» **Required action**
Copy every line in the listing that contains "title".

*** Opening of Information supplied ***

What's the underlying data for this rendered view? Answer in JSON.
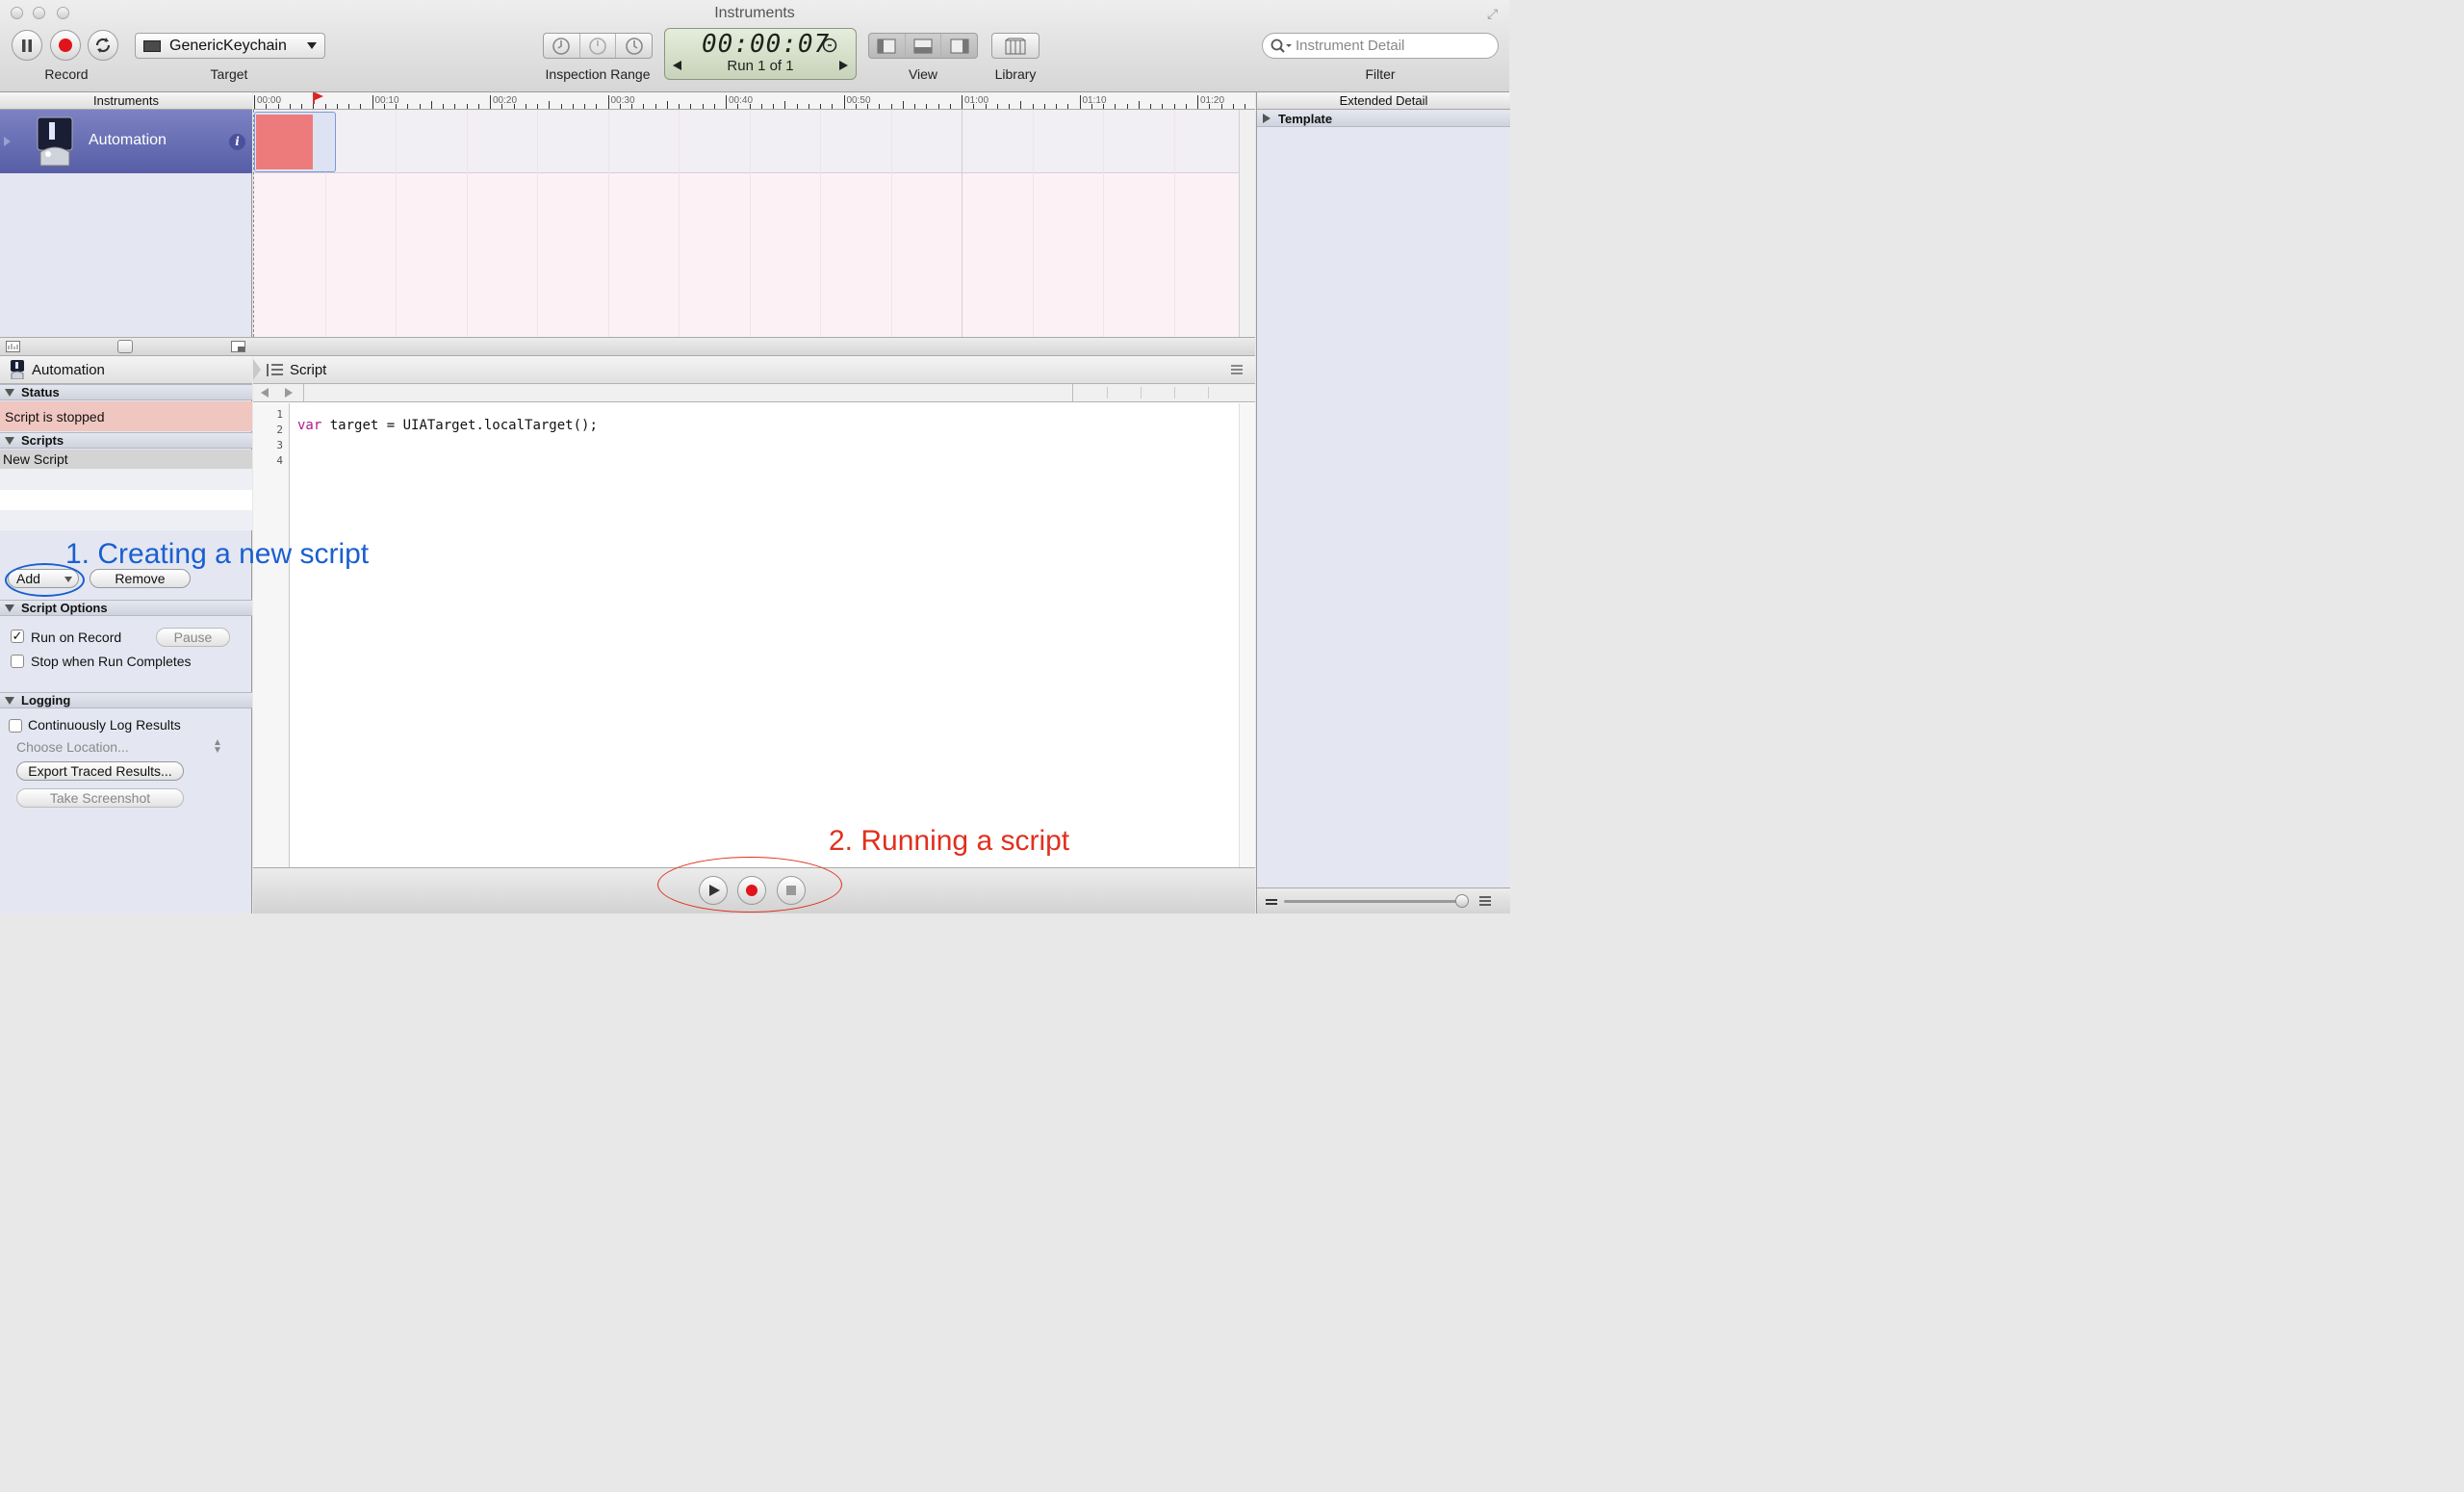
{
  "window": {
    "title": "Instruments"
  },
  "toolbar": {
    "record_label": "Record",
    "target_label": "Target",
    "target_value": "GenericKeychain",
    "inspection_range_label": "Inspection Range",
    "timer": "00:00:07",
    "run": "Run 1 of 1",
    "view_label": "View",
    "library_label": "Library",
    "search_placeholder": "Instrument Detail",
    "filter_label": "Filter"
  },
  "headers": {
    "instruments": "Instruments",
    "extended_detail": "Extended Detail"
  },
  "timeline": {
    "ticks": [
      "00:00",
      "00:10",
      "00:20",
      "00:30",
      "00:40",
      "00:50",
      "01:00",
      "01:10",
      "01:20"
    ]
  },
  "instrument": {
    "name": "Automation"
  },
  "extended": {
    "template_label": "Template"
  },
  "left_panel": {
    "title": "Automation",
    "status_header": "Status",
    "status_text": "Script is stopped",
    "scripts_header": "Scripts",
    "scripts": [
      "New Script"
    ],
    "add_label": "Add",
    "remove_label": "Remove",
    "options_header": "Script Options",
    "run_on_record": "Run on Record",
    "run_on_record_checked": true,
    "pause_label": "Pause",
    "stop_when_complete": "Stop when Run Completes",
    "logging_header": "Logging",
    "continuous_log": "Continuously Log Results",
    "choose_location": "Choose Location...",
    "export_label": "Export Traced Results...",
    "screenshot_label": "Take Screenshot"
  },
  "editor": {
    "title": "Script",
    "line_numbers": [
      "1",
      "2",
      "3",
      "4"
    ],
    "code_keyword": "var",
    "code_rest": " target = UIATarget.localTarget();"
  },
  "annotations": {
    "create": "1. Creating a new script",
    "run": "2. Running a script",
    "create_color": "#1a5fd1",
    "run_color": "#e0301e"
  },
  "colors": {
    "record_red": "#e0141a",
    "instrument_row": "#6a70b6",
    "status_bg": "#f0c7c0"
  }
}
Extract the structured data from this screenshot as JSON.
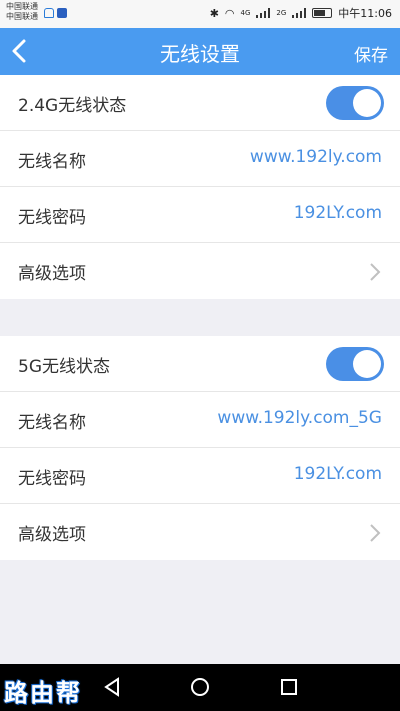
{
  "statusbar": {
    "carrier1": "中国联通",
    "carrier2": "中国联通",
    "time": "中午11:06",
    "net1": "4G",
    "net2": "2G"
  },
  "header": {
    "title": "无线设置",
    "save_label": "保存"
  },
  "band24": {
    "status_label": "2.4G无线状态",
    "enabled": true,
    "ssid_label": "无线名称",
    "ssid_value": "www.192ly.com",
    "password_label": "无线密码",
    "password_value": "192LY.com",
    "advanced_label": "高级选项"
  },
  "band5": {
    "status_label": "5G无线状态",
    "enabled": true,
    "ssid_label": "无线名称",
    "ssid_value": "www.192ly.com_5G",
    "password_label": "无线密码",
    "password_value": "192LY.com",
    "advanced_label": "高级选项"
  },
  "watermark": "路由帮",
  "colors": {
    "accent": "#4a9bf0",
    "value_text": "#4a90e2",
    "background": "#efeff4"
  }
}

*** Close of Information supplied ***

» **Solution below**
    "title": "Instruments"
    "title": "Automation",
    "title": "Script",
    "title": "无线设置",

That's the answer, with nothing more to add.